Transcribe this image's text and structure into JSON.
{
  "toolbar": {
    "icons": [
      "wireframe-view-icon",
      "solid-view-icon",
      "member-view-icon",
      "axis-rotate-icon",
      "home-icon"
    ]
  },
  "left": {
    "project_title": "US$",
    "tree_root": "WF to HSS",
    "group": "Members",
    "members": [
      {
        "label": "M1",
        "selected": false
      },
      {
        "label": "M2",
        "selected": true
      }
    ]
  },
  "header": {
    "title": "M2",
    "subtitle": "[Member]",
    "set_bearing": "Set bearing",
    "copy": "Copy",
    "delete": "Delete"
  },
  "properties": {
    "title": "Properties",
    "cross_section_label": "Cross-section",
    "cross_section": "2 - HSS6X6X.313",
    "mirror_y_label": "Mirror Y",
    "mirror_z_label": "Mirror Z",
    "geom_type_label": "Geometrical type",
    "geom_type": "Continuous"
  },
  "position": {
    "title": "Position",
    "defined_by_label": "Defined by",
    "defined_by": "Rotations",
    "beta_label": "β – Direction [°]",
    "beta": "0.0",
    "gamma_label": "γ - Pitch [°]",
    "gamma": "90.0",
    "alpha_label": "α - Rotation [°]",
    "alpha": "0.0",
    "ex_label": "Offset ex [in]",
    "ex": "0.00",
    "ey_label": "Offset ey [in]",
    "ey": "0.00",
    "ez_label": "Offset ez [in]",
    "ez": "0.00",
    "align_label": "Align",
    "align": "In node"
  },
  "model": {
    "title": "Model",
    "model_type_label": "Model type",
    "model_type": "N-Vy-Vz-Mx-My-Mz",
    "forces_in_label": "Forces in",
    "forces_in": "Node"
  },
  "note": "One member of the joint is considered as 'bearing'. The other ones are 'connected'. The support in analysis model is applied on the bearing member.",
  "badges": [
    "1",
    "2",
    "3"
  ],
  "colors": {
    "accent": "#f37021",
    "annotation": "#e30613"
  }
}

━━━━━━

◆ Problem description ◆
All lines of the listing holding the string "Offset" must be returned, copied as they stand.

◆ Task output ◆
    "ex_label": "Offset ex [in]",
    "ey_label": "Offset ey [in]",
    "ez_label": "Offset ez [in]",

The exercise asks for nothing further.